▸ Aim of the exercise: The lines below that include the word "Nabız" are to be reported.
[Input Boundary: Start]
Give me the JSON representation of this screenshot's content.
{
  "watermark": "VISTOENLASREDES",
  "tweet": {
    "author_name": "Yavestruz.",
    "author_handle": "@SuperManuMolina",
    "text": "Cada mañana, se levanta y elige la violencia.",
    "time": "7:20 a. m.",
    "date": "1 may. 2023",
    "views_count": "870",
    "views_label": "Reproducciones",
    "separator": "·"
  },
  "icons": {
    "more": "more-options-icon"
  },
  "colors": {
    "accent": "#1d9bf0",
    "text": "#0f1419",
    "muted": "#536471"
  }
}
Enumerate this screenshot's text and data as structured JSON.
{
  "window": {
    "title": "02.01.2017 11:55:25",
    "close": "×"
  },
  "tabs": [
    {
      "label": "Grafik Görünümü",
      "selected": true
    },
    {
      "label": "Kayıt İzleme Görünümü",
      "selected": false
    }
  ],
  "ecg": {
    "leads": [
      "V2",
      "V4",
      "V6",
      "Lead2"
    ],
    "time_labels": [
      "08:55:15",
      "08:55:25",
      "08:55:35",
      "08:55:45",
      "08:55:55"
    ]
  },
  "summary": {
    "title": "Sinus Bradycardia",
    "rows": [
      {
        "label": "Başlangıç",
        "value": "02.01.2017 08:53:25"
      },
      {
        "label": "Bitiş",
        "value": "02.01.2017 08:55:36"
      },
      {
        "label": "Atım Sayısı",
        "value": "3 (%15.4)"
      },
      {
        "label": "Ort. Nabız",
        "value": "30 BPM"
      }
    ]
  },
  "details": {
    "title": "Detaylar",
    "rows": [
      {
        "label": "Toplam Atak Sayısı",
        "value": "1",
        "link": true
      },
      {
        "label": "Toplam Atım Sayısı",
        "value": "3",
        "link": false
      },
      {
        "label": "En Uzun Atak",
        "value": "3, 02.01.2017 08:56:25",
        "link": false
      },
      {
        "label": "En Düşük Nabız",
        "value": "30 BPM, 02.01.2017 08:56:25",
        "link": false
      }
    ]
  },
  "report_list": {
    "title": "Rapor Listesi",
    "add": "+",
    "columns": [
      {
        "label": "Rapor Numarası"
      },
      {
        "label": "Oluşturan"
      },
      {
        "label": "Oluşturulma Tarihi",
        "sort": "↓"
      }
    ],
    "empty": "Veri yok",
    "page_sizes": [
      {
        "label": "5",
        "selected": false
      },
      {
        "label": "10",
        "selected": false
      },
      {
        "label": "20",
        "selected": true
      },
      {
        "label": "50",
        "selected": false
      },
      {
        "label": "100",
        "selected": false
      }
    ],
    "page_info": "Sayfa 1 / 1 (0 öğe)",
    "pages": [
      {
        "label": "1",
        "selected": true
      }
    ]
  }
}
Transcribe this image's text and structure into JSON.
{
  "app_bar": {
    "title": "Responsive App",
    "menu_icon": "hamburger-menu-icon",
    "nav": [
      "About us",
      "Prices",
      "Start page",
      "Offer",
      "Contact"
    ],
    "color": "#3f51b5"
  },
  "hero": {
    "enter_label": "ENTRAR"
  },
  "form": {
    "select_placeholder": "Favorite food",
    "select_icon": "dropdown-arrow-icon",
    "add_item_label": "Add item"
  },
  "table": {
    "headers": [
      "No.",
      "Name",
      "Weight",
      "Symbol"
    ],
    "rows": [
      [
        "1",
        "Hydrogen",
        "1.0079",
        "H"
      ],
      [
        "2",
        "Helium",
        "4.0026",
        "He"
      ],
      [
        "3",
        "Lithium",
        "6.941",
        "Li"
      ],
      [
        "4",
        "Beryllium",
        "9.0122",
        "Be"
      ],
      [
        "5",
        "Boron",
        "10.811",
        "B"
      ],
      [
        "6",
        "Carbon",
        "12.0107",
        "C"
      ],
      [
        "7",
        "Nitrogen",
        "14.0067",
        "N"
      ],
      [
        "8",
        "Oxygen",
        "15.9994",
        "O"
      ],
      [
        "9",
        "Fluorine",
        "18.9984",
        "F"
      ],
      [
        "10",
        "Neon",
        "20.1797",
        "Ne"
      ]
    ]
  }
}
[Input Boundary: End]
▸ Response:
        "label": "Ort. Nabız",
        "label": "En Düşük Nabız",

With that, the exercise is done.